"Where" the electoral work takes place, inside or outside the Democratic Party, remains an open question, dependent on the political dynamics of each area and, most important, on the strength of each area's progressive organizational base. Progressive Maryland's strongest chapter currently is in Montgomery County, Maryland's largest political jurisdiction. In late 1999 Progressive Montgomery narrowly missed passing what would have been the nation's highest living-wage mandate. That fight continues, with another close County Council living-wage vote expected this fall.

Expanding Progressive Montgomery's effort statewide would bolster those of us lawmakers promoting a progressive agenda in Annapolis. One or two or four well-meaning, left-leaning senators, or a dozen House members, aren't strong enough to counter the current gaggle of corporate lobbyists and their industries. But Progressive Maryland could change that equation. Mobilizing 10,000 people–voters–onto the state Capitol steps would go a long way toward building momentum for much-needed change.

Activists in other states have, over the past two decades, worked to build statewide organizations somewhat similar to Progressive Maryland. LEAP in Connecticut, the New Party and others have explored different versions of this accountability model, and second-generation organizations like the Working Families Party in New York are continuing the effort. Groups in states like Vermont and Minnesota are all helping this work along, bringing together, as we've done in Maryland, local labor unions and state labor councils, religious and community organizations and their rank-and-file members, as well as unaffiliated individuals. The basic strategy: Unite institutions and individuals who believe in a progressive agenda into a multiracial membership organization with enough resources to make it self-sustaining for the long haul. All this action in Maryland and elsewhere is heartening, but most states are nowhere close to creating a viable, mass-based, progressive organization.

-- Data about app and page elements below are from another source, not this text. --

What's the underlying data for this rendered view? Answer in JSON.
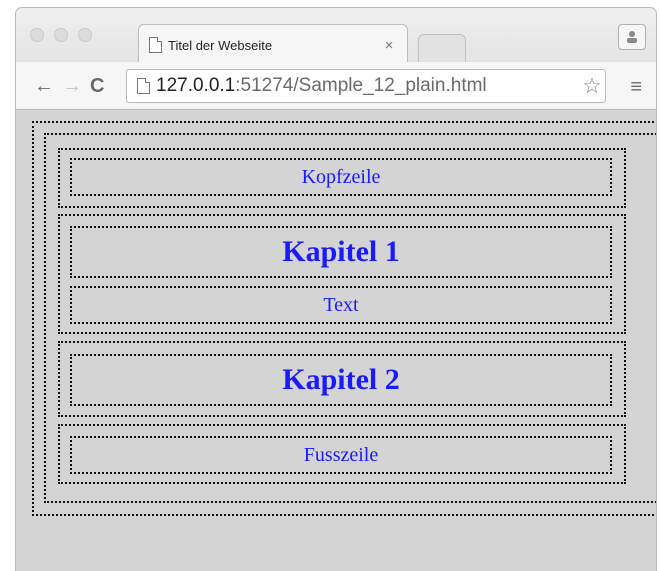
{
  "browser": {
    "tab_title": "Titel der Webseite",
    "tab_close": "×",
    "url_host": "127.0.0.1",
    "url_path": ":51274/Sample_12_plain.html"
  },
  "page": {
    "header": "Kopfzeile",
    "chapter1_title": "Kapitel 1",
    "chapter1_text": "Text",
    "chapter2_title": "Kapitel 2",
    "footer": "Fusszeile"
  },
  "colors": {
    "text_link_blue": "#1a1aff",
    "page_background": "#d4d4d4"
  }
}
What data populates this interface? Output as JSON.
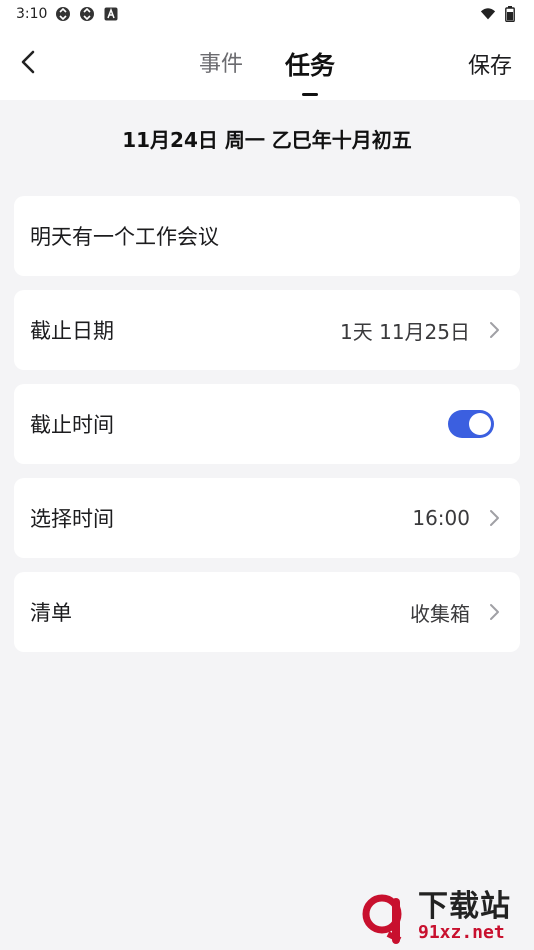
{
  "status_bar": {
    "time": "3:10",
    "icons": [
      "sync-icon",
      "sync-icon",
      "a-icon"
    ],
    "right_icons": [
      "wifi-icon",
      "battery-icon"
    ]
  },
  "header": {
    "tabs": [
      {
        "label": "事件",
        "active": false
      },
      {
        "label": "任务",
        "active": true
      }
    ],
    "save_label": "保存"
  },
  "date_line": "11月24日 周一 乙巳年十月初五",
  "task": {
    "title_value": "明天有一个工作会议"
  },
  "rows": {
    "deadline_date": {
      "label": "截止日期",
      "value": "1天 11月25日"
    },
    "deadline_time": {
      "label": "截止时间",
      "enabled": true
    },
    "select_time": {
      "label": "选择时间",
      "value": "16:00"
    },
    "list": {
      "label": "清单",
      "value": "收集箱"
    }
  },
  "watermark": {
    "cn": "下载站",
    "url": "91xz.net"
  },
  "colors": {
    "accent": "#3b5fe0",
    "background": "#f4f4f6",
    "card": "#ffffff"
  }
}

That leaves huge numbers of activists who embrace a progressive vision and are attracted to electoral politics with no effective organization to act as a guide or anchor. Having such organizations, I've come to believe, is absolutely essential to making progressive social change. Individual progressive lawmakers will never be truly heard until their voices are rooted, mainstreamed in an organizational base. By mainstreaming I don't mean watering down what progressives have to say. What I mean is that we need to connect the work of progressive elected officials directly to viable grassroots organizations. Only broad public support can propel progressive initiatives into mainstream political discourse. But progressive lawmakers will only be able to build that support if they can count on a strong organizational base.

Progressive elected leaders come and go. To build an effective progressive agenda, we need organizations that stick around. Without such organizations, progressive lawmakers, no matter how politically well meaning, remain exposed to legislative dynamics that may, and usually will, throw them deeply off their original progressive course.